Prompt ::
Reproduce the records below exactly, but leave their pictures out of the copy.

>>>

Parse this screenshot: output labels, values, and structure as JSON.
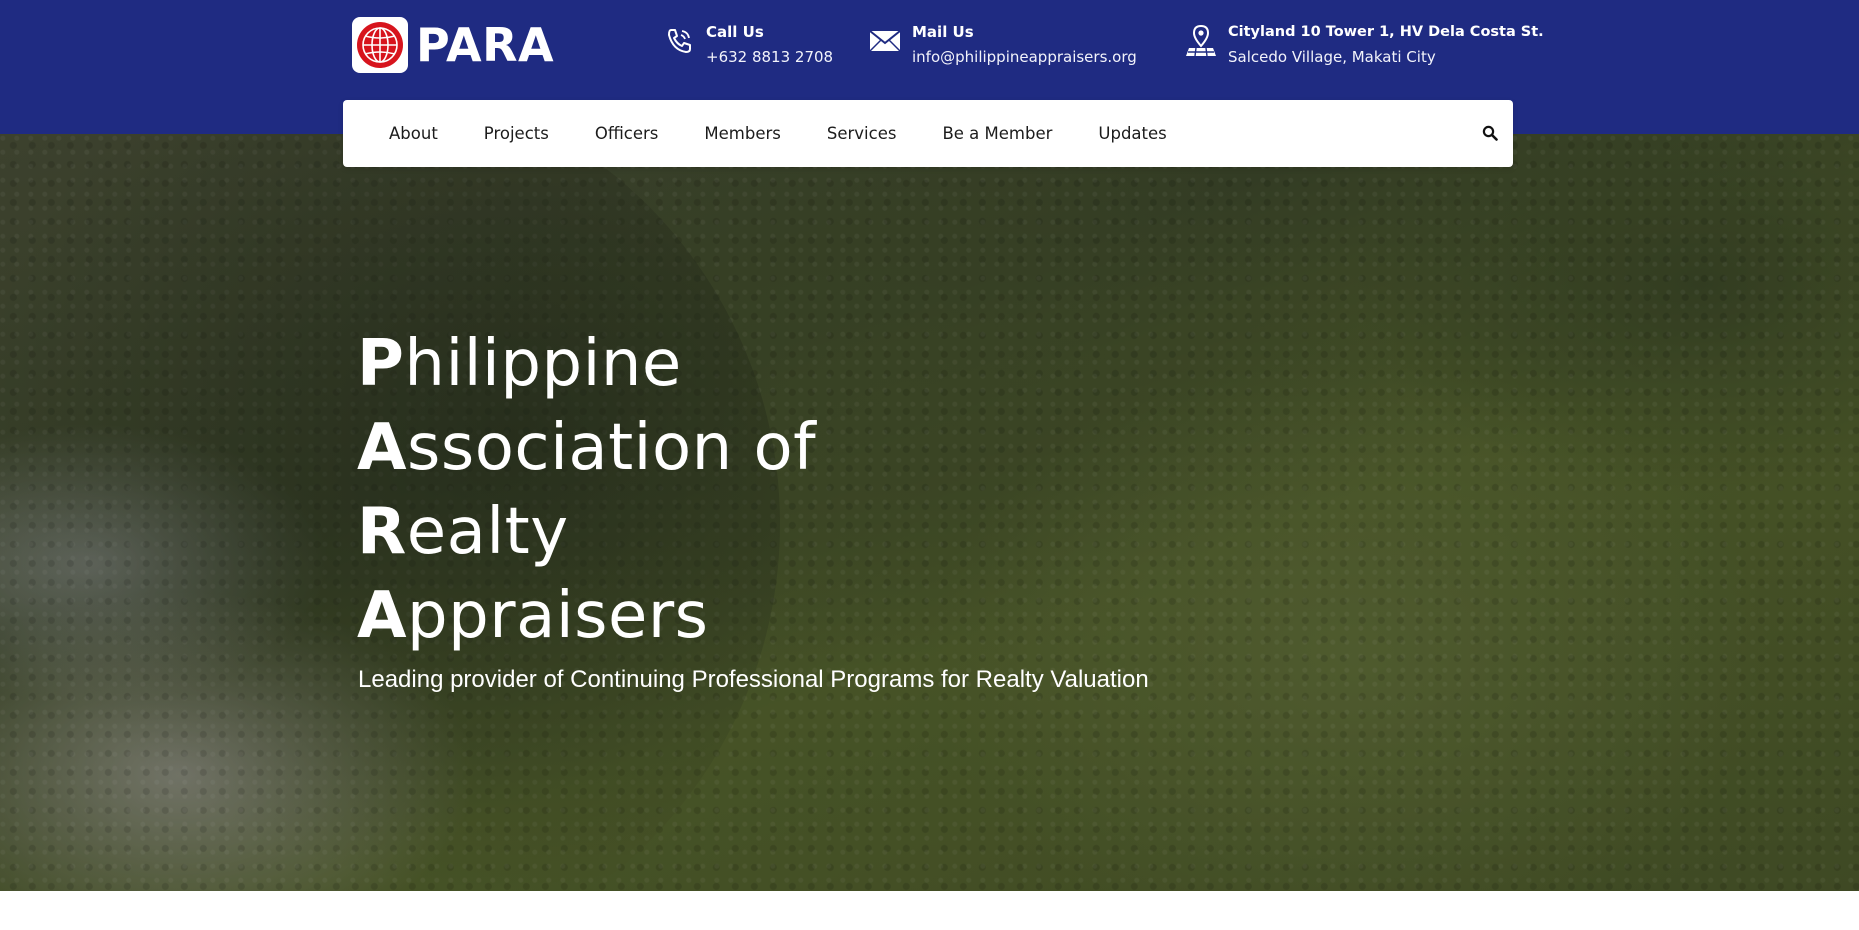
{
  "brand": {
    "name": "PARA",
    "logo_icon": "globe-icon",
    "colors": {
      "header_bg": "#1f2b82",
      "logo_red": "#d7141d"
    }
  },
  "contacts": {
    "call": {
      "title": "Call Us",
      "value": "+632 8813 2708",
      "icon": "phone-icon"
    },
    "mail": {
      "title": "Mail Us",
      "value": "info@philippineappraisers.org",
      "icon": "envelope-icon"
    },
    "address": {
      "title": "Cityland 10 Tower 1, HV Dela Costa St.",
      "value": "Salcedo Village, Makati City",
      "icon": "map-pin-icon"
    }
  },
  "nav": {
    "items": [
      "About",
      "Projects",
      "Officers",
      "Members",
      "Services",
      "Be a Member",
      "Updates"
    ],
    "search_icon": "search-icon"
  },
  "hero": {
    "title_lines": [
      {
        "cap": "P",
        "rest": "hilippine"
      },
      {
        "cap": "A",
        "rest": "ssociation of"
      },
      {
        "cap": "R",
        "rest": "ealty"
      },
      {
        "cap": "A",
        "rest": "ppraisers"
      }
    ],
    "subtitle": "Leading provider of Continuing Professional Programs for Realty Valuation"
  }
}
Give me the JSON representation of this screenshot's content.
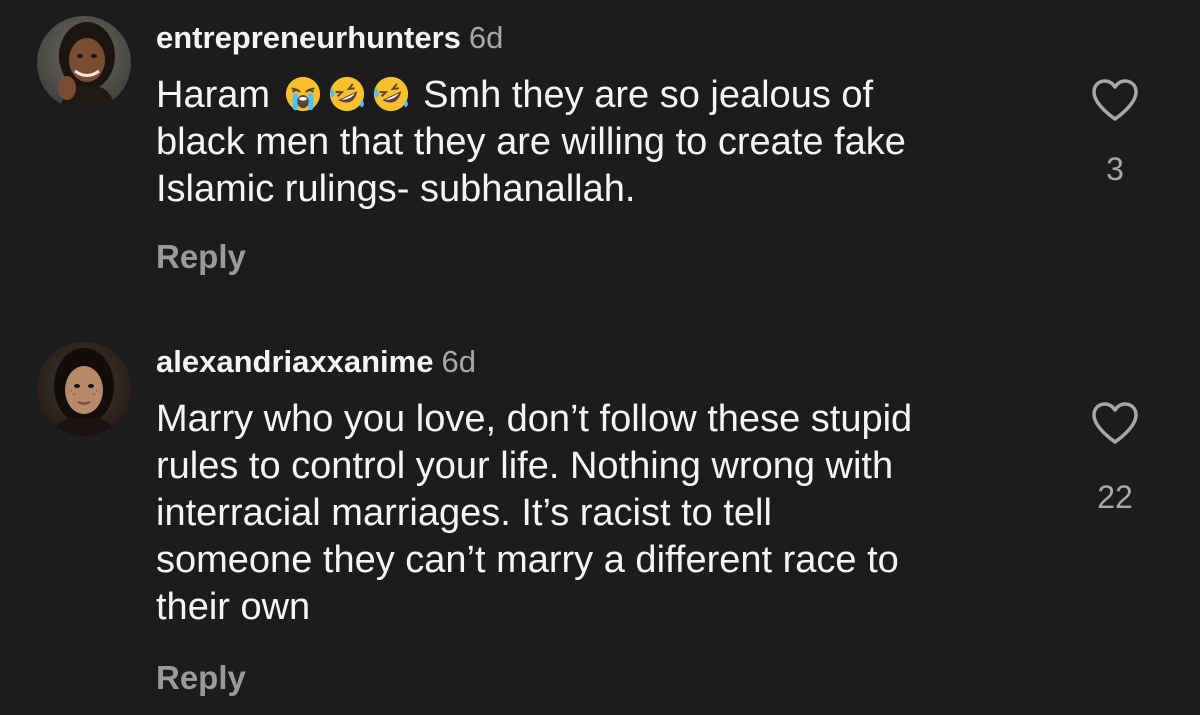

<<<

Written response ::
Parse this screenshot: output labels, values, and structure as JSON.
{
  "brand": {
    "name": "PARA",
    "logo_icon": "globe-icon",
    "colors": {
      "header_bg": "#1f2b82",
      "logo_red": "#d7141d"
    }
  },
  "contacts": {
    "call": {
      "title": "Call Us",
      "value": "+632 8813 2708",
      "icon": "phone-icon"
    },
    "mail": {
      "title": "Mail Us",
      "value": "info@philippineappraisers.org",
      "icon": "envelope-icon"
    },
    "address": {
      "title": "Cityland 10 Tower 1, HV Dela Costa St.",
      "value": "Salcedo Village, Makati City",
      "icon": "map-pin-icon"
    }
  },
  "nav": {
    "items": [
      "About",
      "Projects",
      "Officers",
      "Members",
      "Services",
      "Be a Member",
      "Updates"
    ],
    "search_icon": "search-icon"
  },
  "hero": {
    "title_lines": [
      {
        "cap": "P",
        "rest": "hilippine"
      },
      {
        "cap": "A",
        "rest": "ssociation of"
      },
      {
        "cap": "R",
        "rest": "ealty"
      },
      {
        "cap": "A",
        "rest": "ppraisers"
      }
    ],
    "subtitle": "Leading provider of Continuing Professional Programs for Realty Valuation"
  }
}
Give me the JSON representation of this screenshot's content.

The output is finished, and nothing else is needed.